This chimes with much of the work of people like Daniel Kahneman and provides further evidence that much of our decision-making is outside our conscious control.
If Burton is right, it explains why it’s so incredibly difficult to argue someone out of certainty. How many times have you tried to change someone’s mind by showing them evidence – facts and data – and heard these words: “oh, you’re right. I thought you were wrong. But now I see now that it was me who was wrong – thank you for enlightening me”? Just doesn’t happen, does it?
We tend to approach persuasion with what is known as the information deficit model: I have a killer piece of information that you don’t have. Once I share it with you, you will come over to my way of thinking. Of course the other person thinks the same and you engage in a battle of “my evidence is better than your evidence”. This is the adversarial debate culture that we have in the West and it simply does not work most of the time. (In a court room, of course, the lawyers are not trying to convince each other, they’re trying to convince the third-party – the judge and/or the jury)
Even when we all have access to the same evidence, we interpret it differently according to our individual, personal experience of life and if you really hope to change someone’s mind you have to engage with theirs.

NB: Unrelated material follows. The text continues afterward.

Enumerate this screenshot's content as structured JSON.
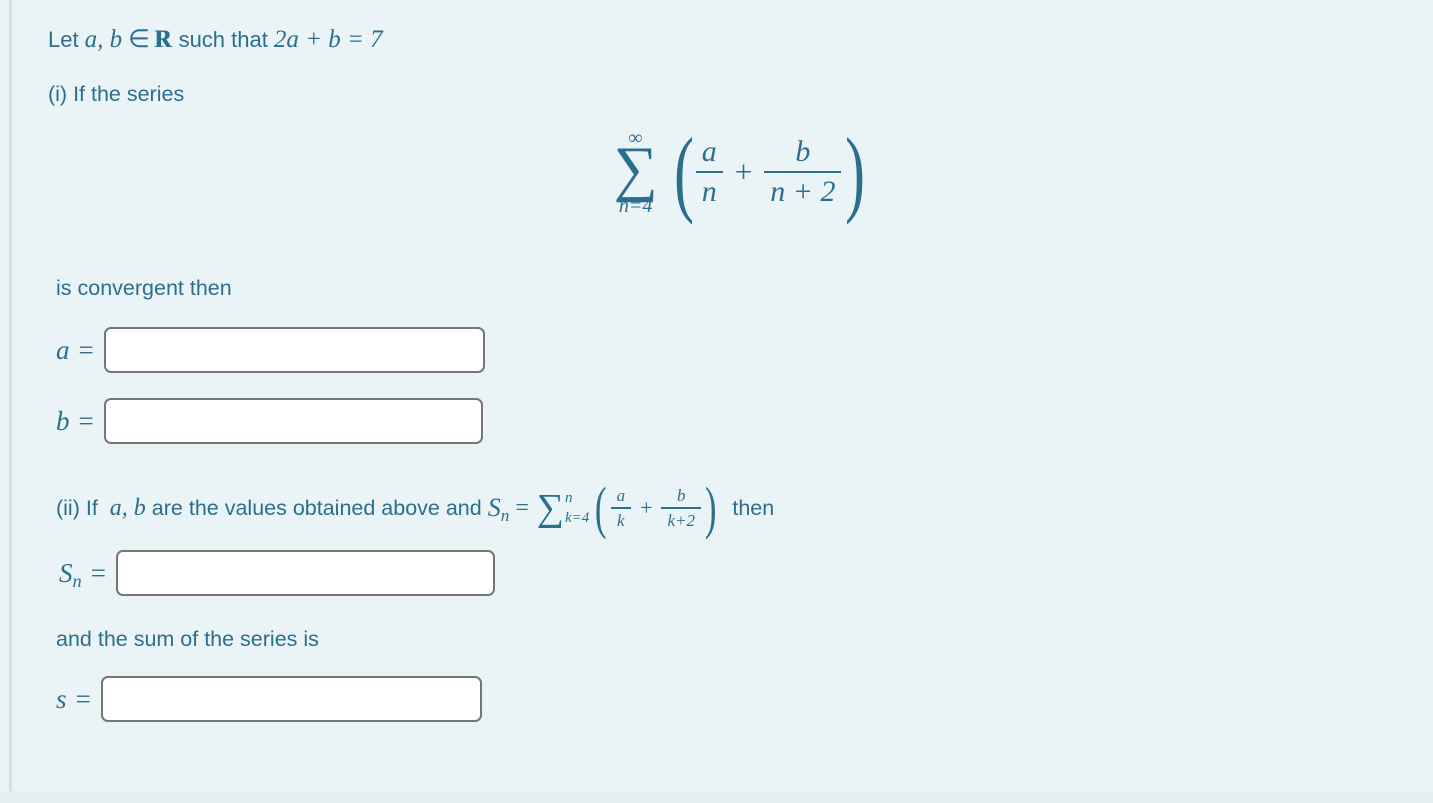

This is why stories can be such a powerful persuasion technique.
Story is how we make sense of the world and learn. Like most creatures we are fundamentally prediction-machines. We try to spot patterns that enable us to predict what will happen, so we can make good decisions and prosper. The most available guide is our personal experience: I was in this situation, I did this and this was the result. Conclusion: do the same thing again next time or don’t do the same thing again next time.
So we process what has happened to us in this basic story format, learning, little by little, how to get what we want. When your friend asks how your day was, you respond by telling him or her a story: “I was on the bus this morning and this woman got on with a dog…” “I was just getting a coffee when my boss came up to me…” etc. This is you processing what has happened and what you learn from it, so you can respond better next time.

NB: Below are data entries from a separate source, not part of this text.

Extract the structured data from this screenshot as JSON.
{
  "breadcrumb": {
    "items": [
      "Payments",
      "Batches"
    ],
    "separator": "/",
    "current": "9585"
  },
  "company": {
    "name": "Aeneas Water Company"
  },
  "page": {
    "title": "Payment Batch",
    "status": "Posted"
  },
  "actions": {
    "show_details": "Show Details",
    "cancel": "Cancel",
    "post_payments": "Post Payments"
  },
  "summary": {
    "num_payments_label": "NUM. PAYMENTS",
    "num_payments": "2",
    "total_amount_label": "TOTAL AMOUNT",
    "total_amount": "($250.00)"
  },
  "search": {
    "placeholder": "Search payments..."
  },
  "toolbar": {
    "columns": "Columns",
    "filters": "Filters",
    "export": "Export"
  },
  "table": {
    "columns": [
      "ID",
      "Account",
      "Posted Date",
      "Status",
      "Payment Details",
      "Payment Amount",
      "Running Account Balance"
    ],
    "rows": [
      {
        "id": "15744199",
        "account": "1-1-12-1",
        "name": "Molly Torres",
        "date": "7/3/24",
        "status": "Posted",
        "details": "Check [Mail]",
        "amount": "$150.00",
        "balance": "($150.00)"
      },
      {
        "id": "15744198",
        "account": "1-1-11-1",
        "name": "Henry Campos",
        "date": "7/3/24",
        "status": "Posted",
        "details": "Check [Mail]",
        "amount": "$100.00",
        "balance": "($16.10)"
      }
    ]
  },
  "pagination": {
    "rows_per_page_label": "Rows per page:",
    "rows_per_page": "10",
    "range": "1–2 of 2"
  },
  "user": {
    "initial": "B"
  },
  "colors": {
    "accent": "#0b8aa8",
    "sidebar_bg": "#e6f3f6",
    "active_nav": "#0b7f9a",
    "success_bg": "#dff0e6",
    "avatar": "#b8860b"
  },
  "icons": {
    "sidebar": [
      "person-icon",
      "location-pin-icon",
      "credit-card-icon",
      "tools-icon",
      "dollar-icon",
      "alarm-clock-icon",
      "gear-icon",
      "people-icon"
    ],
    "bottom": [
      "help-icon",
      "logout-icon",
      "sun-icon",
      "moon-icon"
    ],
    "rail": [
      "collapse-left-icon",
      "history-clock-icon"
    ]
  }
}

But why is your friend interested? And why do stories – films, plays, books, TV series etc. give us so much pleasure? It’s because we piggyback on the learning of others. When you listen to your friend’s story, you benefit from their experience and add to your repository of knowledge. Occasionally this surfaces as conscious knowledge “ah, I’m tempted to do x, but I heard about someone who did that in a similar situation and bad things happened”. But most of the time, this information sits in the massive unconscious reservoir of experience that guides us when we make decisions.

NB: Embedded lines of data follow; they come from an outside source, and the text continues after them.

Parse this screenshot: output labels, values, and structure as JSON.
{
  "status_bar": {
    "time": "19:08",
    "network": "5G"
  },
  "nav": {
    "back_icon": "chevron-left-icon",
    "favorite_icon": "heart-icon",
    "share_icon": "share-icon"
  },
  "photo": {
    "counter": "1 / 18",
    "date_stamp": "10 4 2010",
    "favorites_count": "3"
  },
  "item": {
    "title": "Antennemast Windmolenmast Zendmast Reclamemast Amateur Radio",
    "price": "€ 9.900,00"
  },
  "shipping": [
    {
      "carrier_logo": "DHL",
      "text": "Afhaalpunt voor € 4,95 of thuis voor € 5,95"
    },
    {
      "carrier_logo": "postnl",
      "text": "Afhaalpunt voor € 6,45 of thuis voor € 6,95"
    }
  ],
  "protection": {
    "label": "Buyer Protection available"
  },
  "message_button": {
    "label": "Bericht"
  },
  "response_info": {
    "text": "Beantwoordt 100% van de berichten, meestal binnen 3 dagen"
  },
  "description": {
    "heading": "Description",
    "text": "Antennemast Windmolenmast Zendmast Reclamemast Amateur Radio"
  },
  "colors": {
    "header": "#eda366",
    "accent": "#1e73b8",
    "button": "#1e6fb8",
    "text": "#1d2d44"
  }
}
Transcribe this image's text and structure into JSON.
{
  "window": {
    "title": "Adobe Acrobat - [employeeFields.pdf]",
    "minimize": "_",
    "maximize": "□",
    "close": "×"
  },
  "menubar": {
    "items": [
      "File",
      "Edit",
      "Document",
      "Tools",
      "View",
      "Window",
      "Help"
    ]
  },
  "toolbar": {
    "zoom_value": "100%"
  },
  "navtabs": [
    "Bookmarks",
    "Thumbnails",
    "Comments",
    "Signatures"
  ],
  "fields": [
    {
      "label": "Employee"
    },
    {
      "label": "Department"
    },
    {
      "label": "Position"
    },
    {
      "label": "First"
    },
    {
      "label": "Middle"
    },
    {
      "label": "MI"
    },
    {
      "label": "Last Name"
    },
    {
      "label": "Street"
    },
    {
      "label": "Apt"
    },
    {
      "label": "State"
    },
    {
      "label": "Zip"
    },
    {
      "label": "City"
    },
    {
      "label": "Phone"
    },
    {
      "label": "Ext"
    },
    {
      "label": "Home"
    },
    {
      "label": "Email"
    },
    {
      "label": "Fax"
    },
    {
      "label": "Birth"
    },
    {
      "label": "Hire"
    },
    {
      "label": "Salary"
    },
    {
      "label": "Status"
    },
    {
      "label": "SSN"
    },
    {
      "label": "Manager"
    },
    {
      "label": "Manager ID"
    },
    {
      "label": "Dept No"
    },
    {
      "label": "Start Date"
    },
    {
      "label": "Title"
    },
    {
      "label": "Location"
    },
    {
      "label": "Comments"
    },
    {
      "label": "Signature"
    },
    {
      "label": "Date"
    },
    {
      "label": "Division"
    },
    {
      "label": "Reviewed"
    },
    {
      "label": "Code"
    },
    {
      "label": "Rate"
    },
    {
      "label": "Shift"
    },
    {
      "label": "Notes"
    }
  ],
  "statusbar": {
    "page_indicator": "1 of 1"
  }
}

Back to the question of how do you change someone’s mind. By telling them a story you trigger connections with their own experience or engage their imagination and desire to learn from you. What’s more, because of their hardwired hunger for story, you are more likely to engage them positively in discussion, rather than provoking resistance by parading your evidence and implying that they are wrong/stupid/ignorant.
I should make it clear that when I advocate using story, I’m not suggesting it’s necessary to concoct an elaborately structured, three act epic, with twists and turns and numerous subplots. The most basic story is the one I referenced earlier “I was in this situation, I did this and this was the result”.
If you look at the ten most-watched TED talks, nine of them contain story. To me the only mystery is why one of them doesn’t.